TASK: What lines in the records below hold the string "likes"? Please show them.

INPUT RECORDS:

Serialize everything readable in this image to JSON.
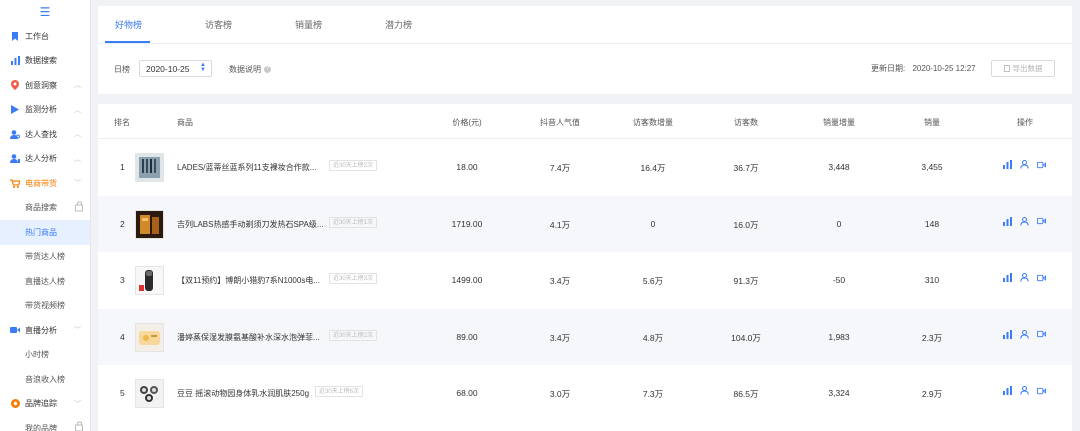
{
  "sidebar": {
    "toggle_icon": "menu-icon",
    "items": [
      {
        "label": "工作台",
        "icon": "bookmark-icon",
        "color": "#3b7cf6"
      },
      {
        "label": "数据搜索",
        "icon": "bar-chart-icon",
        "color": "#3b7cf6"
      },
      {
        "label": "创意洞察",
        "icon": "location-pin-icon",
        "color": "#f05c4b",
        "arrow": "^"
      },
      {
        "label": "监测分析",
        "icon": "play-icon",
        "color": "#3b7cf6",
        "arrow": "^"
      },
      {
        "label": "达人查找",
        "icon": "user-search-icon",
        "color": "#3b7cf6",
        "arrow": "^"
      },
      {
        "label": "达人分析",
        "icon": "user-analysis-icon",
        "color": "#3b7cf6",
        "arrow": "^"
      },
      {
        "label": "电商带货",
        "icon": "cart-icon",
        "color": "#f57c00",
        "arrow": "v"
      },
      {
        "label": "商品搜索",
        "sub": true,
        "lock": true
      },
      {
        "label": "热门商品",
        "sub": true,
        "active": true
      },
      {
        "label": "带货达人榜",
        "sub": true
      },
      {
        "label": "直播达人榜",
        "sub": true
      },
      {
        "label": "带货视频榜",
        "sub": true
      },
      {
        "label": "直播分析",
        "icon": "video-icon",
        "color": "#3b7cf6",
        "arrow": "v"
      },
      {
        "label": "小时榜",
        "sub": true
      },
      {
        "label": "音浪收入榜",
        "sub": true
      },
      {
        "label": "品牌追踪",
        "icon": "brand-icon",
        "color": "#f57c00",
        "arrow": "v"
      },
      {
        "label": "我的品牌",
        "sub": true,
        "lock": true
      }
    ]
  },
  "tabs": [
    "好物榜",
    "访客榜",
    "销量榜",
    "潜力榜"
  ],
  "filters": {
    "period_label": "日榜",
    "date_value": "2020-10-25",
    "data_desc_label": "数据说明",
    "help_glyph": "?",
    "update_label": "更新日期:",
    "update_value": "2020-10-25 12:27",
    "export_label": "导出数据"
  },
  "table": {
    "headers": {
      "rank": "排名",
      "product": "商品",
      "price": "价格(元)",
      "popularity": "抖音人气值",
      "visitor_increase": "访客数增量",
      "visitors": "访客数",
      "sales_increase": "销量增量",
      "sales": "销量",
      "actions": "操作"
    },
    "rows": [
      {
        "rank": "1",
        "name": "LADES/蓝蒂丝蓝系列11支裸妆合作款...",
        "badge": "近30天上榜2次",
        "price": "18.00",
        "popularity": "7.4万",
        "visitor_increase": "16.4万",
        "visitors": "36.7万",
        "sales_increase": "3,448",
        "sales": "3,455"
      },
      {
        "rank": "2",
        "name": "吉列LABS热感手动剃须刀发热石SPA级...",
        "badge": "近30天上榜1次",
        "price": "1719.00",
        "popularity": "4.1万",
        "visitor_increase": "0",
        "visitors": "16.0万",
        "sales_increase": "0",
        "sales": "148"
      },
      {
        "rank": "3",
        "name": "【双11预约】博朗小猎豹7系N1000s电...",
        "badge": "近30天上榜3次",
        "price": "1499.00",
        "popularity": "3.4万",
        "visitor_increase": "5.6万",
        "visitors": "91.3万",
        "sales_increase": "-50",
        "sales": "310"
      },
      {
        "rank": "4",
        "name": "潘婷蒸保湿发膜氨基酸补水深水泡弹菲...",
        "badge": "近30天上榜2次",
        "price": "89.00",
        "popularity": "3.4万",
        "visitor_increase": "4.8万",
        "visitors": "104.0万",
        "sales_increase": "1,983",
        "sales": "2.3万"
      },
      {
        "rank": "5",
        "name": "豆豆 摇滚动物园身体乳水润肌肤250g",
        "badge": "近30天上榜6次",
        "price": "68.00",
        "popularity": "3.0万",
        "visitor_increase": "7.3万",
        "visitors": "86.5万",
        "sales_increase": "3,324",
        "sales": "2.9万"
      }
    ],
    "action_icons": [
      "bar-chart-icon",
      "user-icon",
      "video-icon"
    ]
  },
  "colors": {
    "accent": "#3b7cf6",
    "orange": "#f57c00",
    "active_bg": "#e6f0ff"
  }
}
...
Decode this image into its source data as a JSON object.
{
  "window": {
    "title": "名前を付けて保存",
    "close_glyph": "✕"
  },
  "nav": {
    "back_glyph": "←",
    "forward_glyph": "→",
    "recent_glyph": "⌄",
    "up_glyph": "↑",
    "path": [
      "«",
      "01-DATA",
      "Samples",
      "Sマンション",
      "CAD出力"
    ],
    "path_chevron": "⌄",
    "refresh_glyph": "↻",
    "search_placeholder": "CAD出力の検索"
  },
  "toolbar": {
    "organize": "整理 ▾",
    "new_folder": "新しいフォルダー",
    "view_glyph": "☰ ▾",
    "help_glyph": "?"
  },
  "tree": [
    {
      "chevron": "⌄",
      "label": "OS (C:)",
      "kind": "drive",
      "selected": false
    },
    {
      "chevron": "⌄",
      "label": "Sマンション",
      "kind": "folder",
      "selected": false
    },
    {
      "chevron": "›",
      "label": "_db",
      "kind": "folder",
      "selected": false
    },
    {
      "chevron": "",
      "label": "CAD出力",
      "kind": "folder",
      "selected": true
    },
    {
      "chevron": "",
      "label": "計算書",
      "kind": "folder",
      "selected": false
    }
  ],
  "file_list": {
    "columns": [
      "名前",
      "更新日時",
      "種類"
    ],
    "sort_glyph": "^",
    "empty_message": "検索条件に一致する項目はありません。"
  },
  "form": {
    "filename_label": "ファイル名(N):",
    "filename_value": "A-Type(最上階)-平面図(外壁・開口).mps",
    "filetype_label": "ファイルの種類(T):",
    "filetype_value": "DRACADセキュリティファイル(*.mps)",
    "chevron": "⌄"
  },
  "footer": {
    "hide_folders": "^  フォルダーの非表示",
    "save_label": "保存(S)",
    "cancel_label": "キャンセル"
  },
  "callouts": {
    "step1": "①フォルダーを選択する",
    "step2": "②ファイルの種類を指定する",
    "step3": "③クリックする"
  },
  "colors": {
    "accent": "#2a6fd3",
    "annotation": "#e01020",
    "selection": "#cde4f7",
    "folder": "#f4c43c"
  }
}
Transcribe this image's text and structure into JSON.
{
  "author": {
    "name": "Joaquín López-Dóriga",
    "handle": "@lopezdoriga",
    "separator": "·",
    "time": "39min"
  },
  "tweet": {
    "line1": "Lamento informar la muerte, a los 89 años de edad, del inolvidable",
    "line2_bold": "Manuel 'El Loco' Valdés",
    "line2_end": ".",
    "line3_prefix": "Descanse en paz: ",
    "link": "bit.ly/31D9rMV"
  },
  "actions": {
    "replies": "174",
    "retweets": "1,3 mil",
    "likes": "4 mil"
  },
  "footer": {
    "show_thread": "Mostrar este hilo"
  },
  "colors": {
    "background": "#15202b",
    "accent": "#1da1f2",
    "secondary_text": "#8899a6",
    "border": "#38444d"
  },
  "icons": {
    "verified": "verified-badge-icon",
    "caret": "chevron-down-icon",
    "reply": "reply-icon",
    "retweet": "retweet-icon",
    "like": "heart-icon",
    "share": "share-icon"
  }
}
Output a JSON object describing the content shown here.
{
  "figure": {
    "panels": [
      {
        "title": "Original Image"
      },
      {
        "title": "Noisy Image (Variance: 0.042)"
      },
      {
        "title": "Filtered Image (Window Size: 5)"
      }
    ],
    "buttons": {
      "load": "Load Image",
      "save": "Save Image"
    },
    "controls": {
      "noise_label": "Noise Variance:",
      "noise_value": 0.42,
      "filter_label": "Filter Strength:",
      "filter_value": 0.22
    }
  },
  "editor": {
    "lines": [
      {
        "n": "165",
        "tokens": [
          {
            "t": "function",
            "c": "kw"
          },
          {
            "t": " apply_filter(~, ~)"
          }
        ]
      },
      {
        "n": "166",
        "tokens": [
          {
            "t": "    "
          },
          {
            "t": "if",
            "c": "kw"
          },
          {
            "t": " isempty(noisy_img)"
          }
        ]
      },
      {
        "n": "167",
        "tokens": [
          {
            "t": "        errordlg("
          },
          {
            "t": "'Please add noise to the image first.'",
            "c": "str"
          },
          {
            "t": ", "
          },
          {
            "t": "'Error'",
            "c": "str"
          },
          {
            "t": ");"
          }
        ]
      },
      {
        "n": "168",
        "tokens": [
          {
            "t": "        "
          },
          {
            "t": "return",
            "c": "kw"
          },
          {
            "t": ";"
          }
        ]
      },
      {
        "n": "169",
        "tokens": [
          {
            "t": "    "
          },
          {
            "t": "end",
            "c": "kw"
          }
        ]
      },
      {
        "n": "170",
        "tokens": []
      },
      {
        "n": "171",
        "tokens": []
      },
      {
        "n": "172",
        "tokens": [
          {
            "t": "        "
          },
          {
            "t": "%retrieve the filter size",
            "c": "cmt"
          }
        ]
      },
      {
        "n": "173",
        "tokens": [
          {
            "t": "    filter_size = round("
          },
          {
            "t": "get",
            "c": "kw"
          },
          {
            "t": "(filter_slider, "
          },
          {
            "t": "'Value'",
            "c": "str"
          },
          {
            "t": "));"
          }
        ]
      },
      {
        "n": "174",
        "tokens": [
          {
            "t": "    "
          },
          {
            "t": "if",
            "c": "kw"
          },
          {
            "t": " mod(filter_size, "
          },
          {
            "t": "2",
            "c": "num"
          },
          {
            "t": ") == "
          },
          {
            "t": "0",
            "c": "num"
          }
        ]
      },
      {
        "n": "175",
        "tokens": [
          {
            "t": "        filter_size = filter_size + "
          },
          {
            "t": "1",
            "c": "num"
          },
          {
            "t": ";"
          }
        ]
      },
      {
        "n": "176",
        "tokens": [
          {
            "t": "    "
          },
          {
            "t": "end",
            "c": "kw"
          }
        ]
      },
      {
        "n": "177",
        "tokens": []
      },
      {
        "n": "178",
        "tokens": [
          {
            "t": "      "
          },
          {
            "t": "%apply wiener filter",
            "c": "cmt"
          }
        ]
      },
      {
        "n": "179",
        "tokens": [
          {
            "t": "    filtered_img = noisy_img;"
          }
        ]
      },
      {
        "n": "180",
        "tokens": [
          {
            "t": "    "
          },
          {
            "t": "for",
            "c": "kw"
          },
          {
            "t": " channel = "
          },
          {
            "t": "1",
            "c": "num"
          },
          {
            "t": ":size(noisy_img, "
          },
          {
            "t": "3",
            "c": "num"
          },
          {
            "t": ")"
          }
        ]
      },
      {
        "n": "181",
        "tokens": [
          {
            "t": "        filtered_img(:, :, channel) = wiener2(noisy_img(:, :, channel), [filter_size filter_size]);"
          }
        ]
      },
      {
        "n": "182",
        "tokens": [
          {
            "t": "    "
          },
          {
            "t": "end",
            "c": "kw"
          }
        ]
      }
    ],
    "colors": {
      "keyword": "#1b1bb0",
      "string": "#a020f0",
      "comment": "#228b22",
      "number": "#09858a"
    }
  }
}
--
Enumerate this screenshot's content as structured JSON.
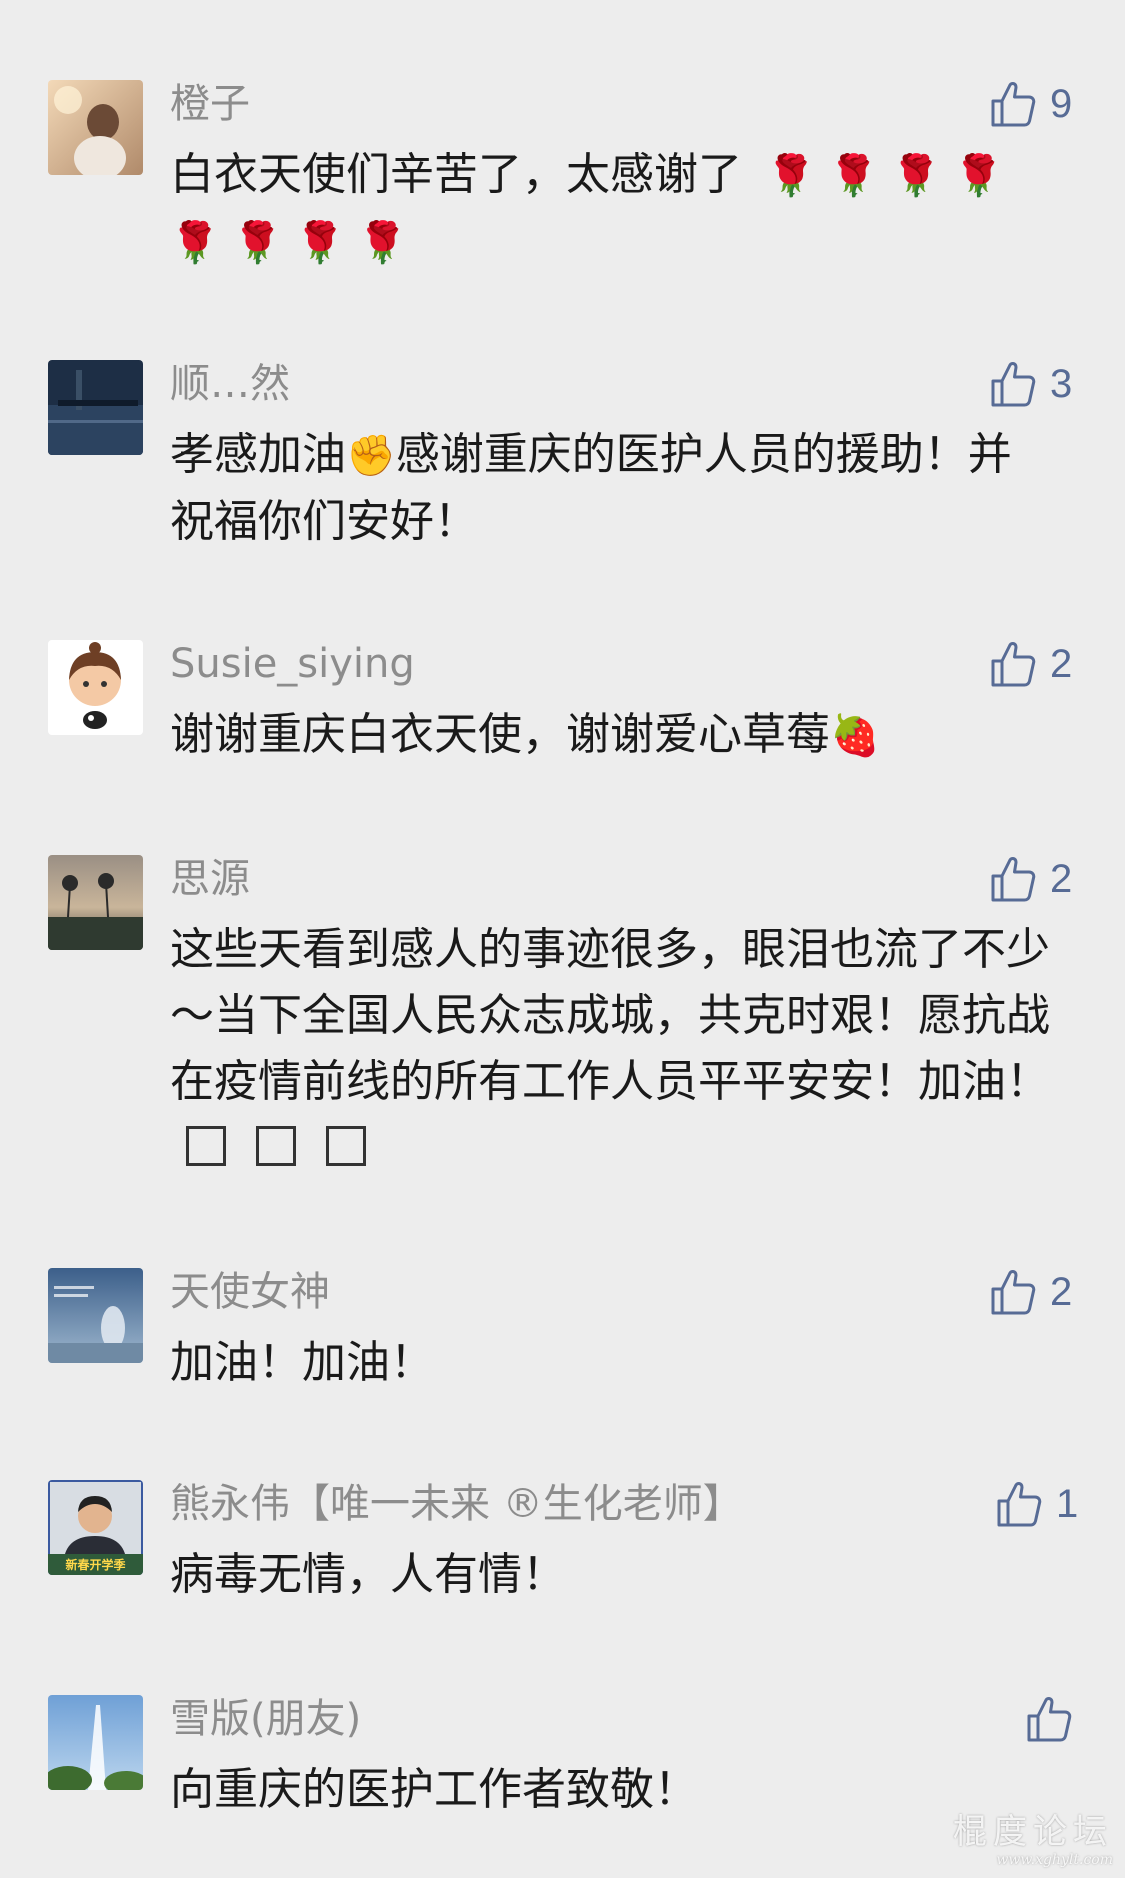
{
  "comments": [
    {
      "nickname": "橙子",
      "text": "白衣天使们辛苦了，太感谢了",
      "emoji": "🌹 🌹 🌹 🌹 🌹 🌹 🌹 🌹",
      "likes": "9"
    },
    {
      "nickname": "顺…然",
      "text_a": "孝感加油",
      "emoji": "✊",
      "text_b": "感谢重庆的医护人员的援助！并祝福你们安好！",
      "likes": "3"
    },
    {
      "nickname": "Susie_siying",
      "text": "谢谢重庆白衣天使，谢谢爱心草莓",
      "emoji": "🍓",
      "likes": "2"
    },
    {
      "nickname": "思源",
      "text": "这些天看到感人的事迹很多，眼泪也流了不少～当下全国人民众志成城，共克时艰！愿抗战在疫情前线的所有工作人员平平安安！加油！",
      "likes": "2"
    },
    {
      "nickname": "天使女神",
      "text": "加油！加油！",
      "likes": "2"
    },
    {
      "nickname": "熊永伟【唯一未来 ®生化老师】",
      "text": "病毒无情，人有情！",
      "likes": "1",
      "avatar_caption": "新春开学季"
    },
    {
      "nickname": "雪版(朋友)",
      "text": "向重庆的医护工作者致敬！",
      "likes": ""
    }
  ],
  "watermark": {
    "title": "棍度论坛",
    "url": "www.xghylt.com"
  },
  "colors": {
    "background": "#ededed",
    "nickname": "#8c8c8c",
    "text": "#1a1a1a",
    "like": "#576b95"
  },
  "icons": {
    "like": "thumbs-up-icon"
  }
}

WORKED SOLUTION:
    "likes": "4 mil"
      "likes": "9"
      "likes": "3"
      "likes": "2"
      "likes": "2"
      "likes": "2"
      "likes": "1",
      "likes": ""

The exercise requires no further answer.